                                                   Chapter One

I planned to tell this story as a TV documentary, since I’ve spent ten years making non-fiction shows for the networks. For reasons that I’ll clarify later on, I had to put my production notes in a drawer. However… the saga of the Marston-Butler family has plenty to say about the faults and strengths of the American people, so, I’m setting down the story the old-fashioned way – with words and also with spurts and streams of creativity that I hope will work together pleasingly in your mind.

I should tell you that my name is Harvey Butler. I’ve recently married again and have taken on a new family. Though I live in eastern Sagadac now, I spent many years in San Diego, and that’s where I’ll start our story. You’ll hear from me again in my own voice before long.

 

June 23, 2017

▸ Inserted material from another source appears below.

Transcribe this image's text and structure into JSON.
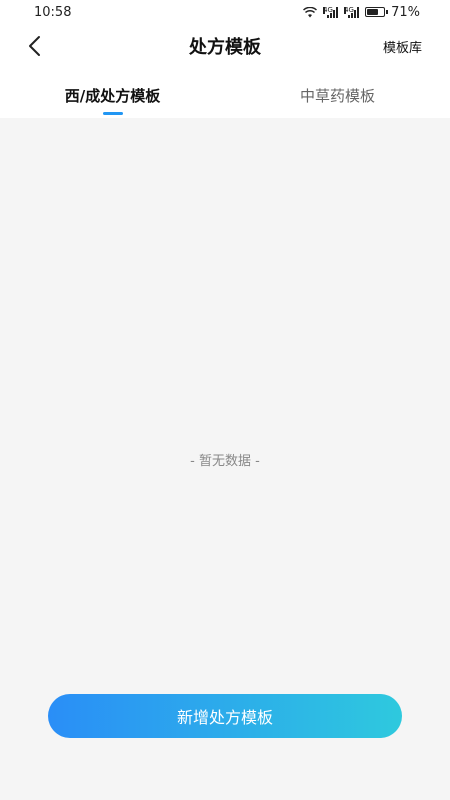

I’ve recently added a concluding novella about a young soprano, daughter of Harvey Butler, who has had an exceptional career as an opera singer. Here’s a few paragraphs about the start of her life in the public eye:
Nobody knows how many opening nights have taken place since the Greeks invented drama thousands of years ago, but all of them must have one thing in common: the cast and crew taking part in them whether in a small town anywhere or in London or New York are aware of only one – their own. Excitement, anticipation, uncertainty are a powerful combination and resemble as brief but consuming passion.
I had a serious case of the jitters before my first entrance, for I knew what a first-rate performance would do for the show and for me. Ma later told me that I looked so poised when I came on the stage that the audience couldn’t help themselves, they had to burst into applause. They sensed that I’d be steady enough to bring them a memorable evening. My song was about love for an absent man. I’d rehearsed it for days. Ma said that by the time I’d finished singing it, the audience knew that a major artist had made her debut.
I sang five other numbers, including a final duet with the man I’d missed. The audience roared when I appeared for my solo bow at the end. The show ran for a month in Louisville, time enough for me to appear on every radio and TV station in the area and on the front page of the paper twice. After Louisville, we ran for two weeks in Minneapolis and another two in New Corinth. I made sure I didn’t falter once. By the time we were ready to shift to an off-Broadway theatre in New York, my director said I sang as if I’d performed in public all my life.